Element data from apps and pages
•••

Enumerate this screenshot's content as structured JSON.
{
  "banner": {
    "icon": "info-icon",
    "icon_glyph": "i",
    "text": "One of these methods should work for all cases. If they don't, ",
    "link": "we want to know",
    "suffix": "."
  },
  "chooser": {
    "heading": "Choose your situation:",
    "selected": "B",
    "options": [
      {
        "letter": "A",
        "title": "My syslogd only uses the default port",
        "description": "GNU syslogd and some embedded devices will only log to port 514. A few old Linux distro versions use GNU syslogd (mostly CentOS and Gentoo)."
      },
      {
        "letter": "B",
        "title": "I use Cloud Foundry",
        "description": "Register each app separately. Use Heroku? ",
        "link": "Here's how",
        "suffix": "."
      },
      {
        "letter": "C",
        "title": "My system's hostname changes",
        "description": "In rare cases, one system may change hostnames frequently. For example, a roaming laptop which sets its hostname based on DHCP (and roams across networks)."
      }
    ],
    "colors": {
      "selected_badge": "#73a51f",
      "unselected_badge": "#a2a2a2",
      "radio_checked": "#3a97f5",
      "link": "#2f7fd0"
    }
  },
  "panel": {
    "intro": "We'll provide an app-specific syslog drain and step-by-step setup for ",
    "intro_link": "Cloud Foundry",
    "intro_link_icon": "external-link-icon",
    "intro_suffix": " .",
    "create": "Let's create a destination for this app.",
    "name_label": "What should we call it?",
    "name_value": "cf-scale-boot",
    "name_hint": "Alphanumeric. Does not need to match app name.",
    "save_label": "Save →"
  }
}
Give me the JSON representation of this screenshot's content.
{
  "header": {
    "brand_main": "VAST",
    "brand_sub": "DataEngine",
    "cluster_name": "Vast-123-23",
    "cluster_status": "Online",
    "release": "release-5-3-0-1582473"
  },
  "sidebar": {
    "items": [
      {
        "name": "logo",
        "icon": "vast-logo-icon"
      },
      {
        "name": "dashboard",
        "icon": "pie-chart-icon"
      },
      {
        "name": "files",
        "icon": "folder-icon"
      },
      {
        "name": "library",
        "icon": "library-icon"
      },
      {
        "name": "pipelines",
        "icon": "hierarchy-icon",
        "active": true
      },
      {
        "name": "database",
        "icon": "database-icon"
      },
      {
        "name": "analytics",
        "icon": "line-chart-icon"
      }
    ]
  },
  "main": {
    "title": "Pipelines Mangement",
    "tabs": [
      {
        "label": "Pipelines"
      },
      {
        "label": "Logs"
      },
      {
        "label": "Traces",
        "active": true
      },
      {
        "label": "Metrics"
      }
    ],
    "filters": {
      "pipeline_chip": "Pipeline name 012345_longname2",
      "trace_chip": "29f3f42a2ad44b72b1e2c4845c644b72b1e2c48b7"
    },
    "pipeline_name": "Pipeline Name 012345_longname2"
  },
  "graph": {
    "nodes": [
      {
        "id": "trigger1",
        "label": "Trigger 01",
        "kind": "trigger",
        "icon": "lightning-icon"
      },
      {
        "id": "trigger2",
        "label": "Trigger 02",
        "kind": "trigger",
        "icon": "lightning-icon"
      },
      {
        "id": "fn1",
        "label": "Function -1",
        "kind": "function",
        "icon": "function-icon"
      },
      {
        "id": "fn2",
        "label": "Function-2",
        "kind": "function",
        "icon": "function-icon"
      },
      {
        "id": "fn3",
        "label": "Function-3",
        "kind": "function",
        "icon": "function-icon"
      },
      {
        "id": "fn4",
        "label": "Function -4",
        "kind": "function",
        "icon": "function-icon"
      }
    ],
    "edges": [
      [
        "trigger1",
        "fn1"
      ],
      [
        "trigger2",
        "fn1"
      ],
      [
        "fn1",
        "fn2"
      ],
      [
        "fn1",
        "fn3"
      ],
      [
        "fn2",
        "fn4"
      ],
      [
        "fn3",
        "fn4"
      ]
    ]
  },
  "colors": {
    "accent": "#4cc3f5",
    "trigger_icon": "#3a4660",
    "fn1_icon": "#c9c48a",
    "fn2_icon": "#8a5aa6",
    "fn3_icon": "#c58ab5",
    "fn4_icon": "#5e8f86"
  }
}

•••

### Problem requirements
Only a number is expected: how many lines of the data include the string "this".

### Reply
3